> [Task statement]: Using the records below, count the lines containing "status" and give only the total.

> [Data records]:
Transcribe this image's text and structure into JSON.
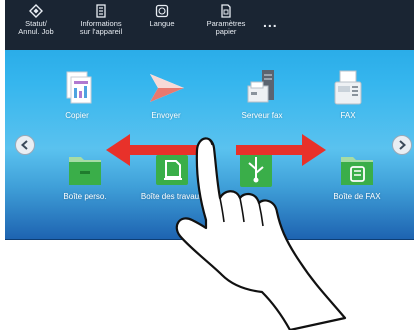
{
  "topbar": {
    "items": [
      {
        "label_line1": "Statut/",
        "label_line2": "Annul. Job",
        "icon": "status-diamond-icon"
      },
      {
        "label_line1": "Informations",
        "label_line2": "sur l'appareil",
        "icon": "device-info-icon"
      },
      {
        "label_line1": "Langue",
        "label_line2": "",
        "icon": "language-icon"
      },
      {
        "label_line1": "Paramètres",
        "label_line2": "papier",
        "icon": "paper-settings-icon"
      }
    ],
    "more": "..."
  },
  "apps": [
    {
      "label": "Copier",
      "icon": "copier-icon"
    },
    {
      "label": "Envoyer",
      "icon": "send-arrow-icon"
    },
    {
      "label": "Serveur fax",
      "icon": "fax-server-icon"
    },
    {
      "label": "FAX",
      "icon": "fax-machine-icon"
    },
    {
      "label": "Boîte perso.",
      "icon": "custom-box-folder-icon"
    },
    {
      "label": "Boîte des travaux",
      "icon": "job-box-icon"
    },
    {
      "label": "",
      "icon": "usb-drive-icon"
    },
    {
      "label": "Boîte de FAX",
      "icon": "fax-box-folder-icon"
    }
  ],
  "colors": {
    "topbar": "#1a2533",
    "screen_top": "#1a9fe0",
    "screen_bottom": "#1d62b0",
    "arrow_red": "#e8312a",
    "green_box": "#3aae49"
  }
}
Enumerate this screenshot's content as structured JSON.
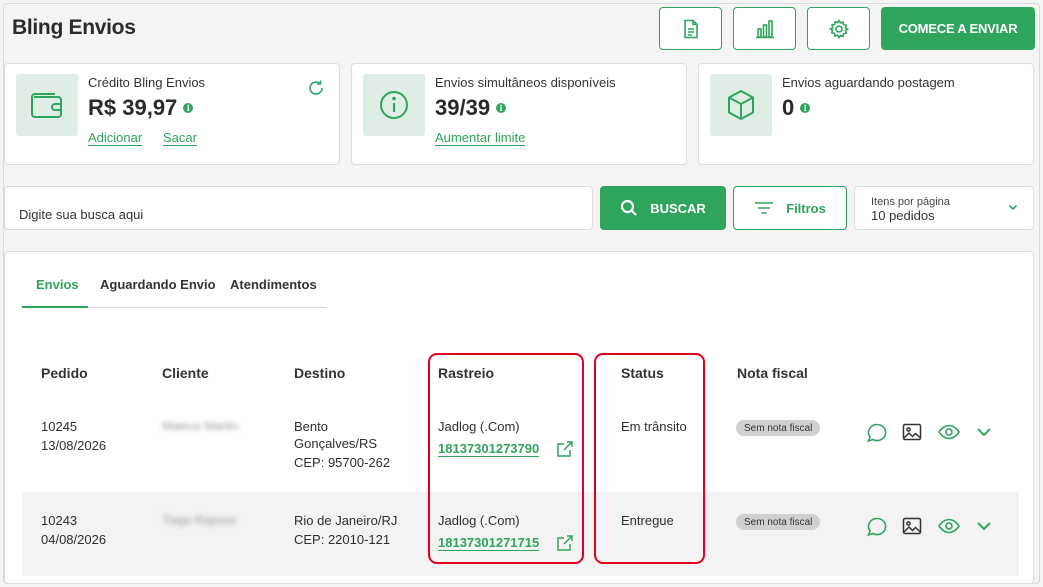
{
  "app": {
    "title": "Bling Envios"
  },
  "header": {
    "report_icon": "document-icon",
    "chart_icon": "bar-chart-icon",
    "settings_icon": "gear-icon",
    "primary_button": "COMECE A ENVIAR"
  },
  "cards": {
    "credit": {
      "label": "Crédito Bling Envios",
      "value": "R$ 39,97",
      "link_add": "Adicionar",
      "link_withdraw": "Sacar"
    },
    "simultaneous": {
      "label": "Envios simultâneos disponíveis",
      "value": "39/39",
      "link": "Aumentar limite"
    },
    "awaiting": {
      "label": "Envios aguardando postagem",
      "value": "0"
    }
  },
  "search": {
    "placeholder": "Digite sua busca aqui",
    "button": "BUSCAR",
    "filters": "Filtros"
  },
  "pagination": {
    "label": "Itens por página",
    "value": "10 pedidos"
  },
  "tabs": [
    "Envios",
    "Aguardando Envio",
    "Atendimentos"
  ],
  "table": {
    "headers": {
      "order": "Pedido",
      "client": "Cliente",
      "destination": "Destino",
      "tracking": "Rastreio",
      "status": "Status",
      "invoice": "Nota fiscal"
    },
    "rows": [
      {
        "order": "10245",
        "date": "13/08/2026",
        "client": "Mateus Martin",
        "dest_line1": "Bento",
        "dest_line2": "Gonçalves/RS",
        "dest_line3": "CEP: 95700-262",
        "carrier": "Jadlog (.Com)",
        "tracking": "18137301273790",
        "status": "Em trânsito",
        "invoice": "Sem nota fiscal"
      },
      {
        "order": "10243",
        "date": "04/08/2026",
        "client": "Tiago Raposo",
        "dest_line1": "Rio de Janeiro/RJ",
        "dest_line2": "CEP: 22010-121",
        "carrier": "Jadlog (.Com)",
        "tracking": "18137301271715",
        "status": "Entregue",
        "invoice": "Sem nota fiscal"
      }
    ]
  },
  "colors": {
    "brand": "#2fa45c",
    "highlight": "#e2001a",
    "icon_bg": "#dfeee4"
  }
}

> [Result for this task]: 4